• **Instructions for the task**: Each line of the data should be duplicated precisely.

(Saved entries)
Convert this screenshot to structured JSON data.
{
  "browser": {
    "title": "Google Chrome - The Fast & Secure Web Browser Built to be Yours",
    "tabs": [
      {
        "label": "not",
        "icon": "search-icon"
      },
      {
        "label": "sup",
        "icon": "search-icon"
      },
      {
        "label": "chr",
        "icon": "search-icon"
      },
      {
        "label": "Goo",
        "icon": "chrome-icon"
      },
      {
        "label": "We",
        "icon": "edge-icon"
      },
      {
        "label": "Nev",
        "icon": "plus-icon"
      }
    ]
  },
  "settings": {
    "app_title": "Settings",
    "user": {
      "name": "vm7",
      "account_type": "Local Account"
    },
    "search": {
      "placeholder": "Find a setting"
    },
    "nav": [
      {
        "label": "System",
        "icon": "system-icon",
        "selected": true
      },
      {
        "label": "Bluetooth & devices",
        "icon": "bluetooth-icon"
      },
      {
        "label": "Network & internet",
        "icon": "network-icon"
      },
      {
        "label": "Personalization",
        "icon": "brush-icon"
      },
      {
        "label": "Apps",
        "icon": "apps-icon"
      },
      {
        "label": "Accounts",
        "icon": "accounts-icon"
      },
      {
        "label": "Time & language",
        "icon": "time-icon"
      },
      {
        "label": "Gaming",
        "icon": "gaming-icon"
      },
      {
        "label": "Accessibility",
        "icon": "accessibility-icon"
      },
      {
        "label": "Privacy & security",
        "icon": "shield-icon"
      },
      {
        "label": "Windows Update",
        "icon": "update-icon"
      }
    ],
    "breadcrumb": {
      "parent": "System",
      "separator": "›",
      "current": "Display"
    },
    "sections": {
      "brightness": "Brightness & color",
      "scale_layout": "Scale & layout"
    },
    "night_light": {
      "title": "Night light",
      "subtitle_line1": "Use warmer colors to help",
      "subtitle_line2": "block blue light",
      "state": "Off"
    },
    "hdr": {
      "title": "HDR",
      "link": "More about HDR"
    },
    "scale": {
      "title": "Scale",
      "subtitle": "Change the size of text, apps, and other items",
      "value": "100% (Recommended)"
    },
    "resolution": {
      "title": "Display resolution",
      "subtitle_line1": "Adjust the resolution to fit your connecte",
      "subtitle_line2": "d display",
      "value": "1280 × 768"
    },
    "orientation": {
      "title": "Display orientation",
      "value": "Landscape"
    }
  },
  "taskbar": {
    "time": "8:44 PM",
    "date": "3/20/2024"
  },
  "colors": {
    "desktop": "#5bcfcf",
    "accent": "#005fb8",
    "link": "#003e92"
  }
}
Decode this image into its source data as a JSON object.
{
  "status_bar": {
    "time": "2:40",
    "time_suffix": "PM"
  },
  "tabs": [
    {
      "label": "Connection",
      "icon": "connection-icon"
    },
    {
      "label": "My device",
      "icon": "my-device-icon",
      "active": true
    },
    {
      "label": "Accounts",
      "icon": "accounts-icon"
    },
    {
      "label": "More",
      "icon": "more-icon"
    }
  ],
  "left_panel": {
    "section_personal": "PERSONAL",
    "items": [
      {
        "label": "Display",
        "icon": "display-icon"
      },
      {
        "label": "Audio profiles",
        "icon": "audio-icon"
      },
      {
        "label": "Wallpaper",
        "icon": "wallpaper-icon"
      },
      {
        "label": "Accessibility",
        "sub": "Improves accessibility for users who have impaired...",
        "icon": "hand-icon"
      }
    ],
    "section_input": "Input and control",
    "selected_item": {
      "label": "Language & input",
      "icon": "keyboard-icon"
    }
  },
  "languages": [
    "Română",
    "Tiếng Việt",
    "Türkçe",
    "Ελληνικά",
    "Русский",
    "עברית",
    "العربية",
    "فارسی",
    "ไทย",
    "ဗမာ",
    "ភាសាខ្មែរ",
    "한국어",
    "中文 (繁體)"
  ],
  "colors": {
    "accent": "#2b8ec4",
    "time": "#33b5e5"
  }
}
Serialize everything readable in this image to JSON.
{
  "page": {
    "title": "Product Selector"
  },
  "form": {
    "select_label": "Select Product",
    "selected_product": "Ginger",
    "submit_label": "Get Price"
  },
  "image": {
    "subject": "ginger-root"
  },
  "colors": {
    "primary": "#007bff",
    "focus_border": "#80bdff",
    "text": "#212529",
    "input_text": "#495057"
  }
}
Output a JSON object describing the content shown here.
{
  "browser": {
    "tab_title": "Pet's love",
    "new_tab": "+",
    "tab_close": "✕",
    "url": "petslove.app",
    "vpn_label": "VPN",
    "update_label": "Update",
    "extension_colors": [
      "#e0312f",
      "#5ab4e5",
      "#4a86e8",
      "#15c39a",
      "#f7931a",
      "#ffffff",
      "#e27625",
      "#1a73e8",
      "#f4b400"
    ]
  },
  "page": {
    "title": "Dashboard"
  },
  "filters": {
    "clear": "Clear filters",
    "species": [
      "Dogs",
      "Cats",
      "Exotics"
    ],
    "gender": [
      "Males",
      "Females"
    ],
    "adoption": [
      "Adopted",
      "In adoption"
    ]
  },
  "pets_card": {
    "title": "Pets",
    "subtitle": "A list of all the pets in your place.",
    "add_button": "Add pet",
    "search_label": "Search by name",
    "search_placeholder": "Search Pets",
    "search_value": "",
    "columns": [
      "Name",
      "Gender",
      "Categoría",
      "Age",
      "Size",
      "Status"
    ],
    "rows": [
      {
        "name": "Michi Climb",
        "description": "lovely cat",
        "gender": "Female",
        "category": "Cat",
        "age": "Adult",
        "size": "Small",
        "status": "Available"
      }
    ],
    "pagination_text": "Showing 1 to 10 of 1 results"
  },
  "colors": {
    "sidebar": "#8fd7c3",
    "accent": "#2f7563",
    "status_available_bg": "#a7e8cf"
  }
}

• **Response below**:
Convert this screenshot to structured JSON data.
{
  "browser": {
    "title": "Google Chrome - The Fast & Secure Web Browser Built to be Yours",
    "tabs": [
      {
        "label": "not",
        "icon": "search-icon"
      },
      {
        "label": "sup",
        "icon": "search-icon"
      },
      {
        "label": "chr",
        "icon": "search-icon"
      },
      {
        "label": "Goo",
        "icon": "chrome-icon"
      },
      {
        "label": "We",
        "icon": "edge-icon"
      },
      {
        "label": "Nev",
        "icon": "plus-icon"
      }
    ]
  },
  "settings": {
    "app_title": "Settings",
    "user": {
      "name": "vm7",
      "account_type": "Local Account"
    },
    "search": {
      "placeholder": "Find a setting"
    },
    "nav": [
      {
        "label": "System",
        "icon": "system-icon",
        "selected": true
      },
      {
        "label": "Bluetooth & devices",
        "icon": "bluetooth-icon"
      },
      {
        "label": "Network & internet",
        "icon": "network-icon"
      },
      {
        "label": "Personalization",
        "icon": "brush-icon"
      },
      {
        "label": "Apps",
        "icon": "apps-icon"
      },
      {
        "label": "Accounts",
        "icon": "accounts-icon"
      },
      {
        "label": "Time & language",
        "icon": "time-icon"
      },
      {
        "label": "Gaming",
        "icon": "gaming-icon"
      },
      {
        "label": "Accessibility",
        "icon": "accessibility-icon"
      },
      {
        "label": "Privacy & security",
        "icon": "shield-icon"
      },
      {
        "label": "Windows Update",
        "icon": "update-icon"
      }
    ],
    "breadcrumb": {
      "parent": "System",
      "separator": "›",
      "current": "Display"
    },
    "sections": {
      "brightness": "Brightness & color",
      "scale_layout": "Scale & layout"
    },
    "night_light": {
      "title": "Night light",
      "subtitle_line1": "Use warmer colors to help",
      "subtitle_line2": "block blue light",
      "state": "Off"
    },
    "hdr": {
      "title": "HDR",
      "link": "More about HDR"
    },
    "scale": {
      "title": "Scale",
      "subtitle": "Change the size of text, apps, and other items",
      "value": "100% (Recommended)"
    },
    "resolution": {
      "title": "Display resolution",
      "subtitle_line1": "Adjust the resolution to fit your connecte",
      "subtitle_line2": "d display",
      "value": "1280 × 768"
    },
    "orientation": {
      "title": "Display orientation",
      "value": "Landscape"
    }
  },
  "taskbar": {
    "time": "8:44 PM",
    "date": "3/20/2024"
  },
  "colors": {
    "desktop": "#5bcfcf",
    "accent": "#005fb8",
    "link": "#003e92"
  }
}
Decode this image into its source data as a JSON object.
{
  "status_bar": {
    "time": "2:40",
    "time_suffix": "PM"
  },
  "tabs": [
    {
      "label": "Connection",
      "icon": "connection-icon"
    },
    {
      "label": "My device",
      "icon": "my-device-icon",
      "active": true
    },
    {
      "label": "Accounts",
      "icon": "accounts-icon"
    },
    {
      "label": "More",
      "icon": "more-icon"
    }
  ],
  "left_panel": {
    "section_personal": "PERSONAL",
    "items": [
      {
        "label": "Display",
        "icon": "display-icon"
      },
      {
        "label": "Audio profiles",
        "icon": "audio-icon"
      },
      {
        "label": "Wallpaper",
        "icon": "wallpaper-icon"
      },
      {
        "label": "Accessibility",
        "sub": "Improves accessibility for users who have impaired...",
        "icon": "hand-icon"
      }
    ],
    "section_input": "Input and control",
    "selected_item": {
      "label": "Language & input",
      "icon": "keyboard-icon"
    }
  },
  "languages": [
    "Română",
    "Tiếng Việt",
    "Türkçe",
    "Ελληνικά",
    "Русский",
    "עברית",
    "العربية",
    "فارسی",
    "ไทย",
    "ဗမာ",
    "ភាសាខ្មែរ",
    "한국어",
    "中文 (繁體)"
  ],
  "colors": {
    "accent": "#2b8ec4",
    "time": "#33b5e5"
  }
}
Serialize everything readable in this image to JSON.
{
  "page": {
    "title": "Product Selector"
  },
  "form": {
    "select_label": "Select Product",
    "selected_product": "Ginger",
    "submit_label": "Get Price"
  },
  "image": {
    "subject": "ginger-root"
  },
  "colors": {
    "primary": "#007bff",
    "focus_border": "#80bdff",
    "text": "#212529",
    "input_text": "#495057"
  }
}
Output a JSON object describing the content shown here.
{
  "browser": {
    "tab_title": "Pet's love",
    "new_tab": "+",
    "tab_close": "✕",
    "url": "petslove.app",
    "vpn_label": "VPN",
    "update_label": "Update",
    "extension_colors": [
      "#e0312f",
      "#5ab4e5",
      "#4a86e8",
      "#15c39a",
      "#f7931a",
      "#ffffff",
      "#e27625",
      "#1a73e8",
      "#f4b400"
    ]
  },
  "page": {
    "title": "Dashboard"
  },
  "filters": {
    "clear": "Clear filters",
    "species": [
      "Dogs",
      "Cats",
      "Exotics"
    ],
    "gender": [
      "Males",
      "Females"
    ],
    "adoption": [
      "Adopted",
      "In adoption"
    ]
  },
  "pets_card": {
    "title": "Pets",
    "subtitle": "A list of all the pets in your place.",
    "add_button": "Add pet",
    "search_label": "Search by name",
    "search_placeholder": "Search Pets",
    "search_value": "",
    "columns": [
      "Name",
      "Gender",
      "Categoría",
      "Age",
      "Size",
      "Status"
    ],
    "rows": [
      {
        "name": "Michi Climb",
        "description": "lovely cat",
        "gender": "Female",
        "category": "Cat",
        "age": "Adult",
        "size": "Small",
        "status": "Available"
      }
    ],
    "pagination_text": "Showing 1 to 10 of 1 results"
  },
  "colors": {
    "sidebar": "#8fd7c3",
    "accent": "#2f7563",
    "status_available_bg": "#a7e8cf"
  }
}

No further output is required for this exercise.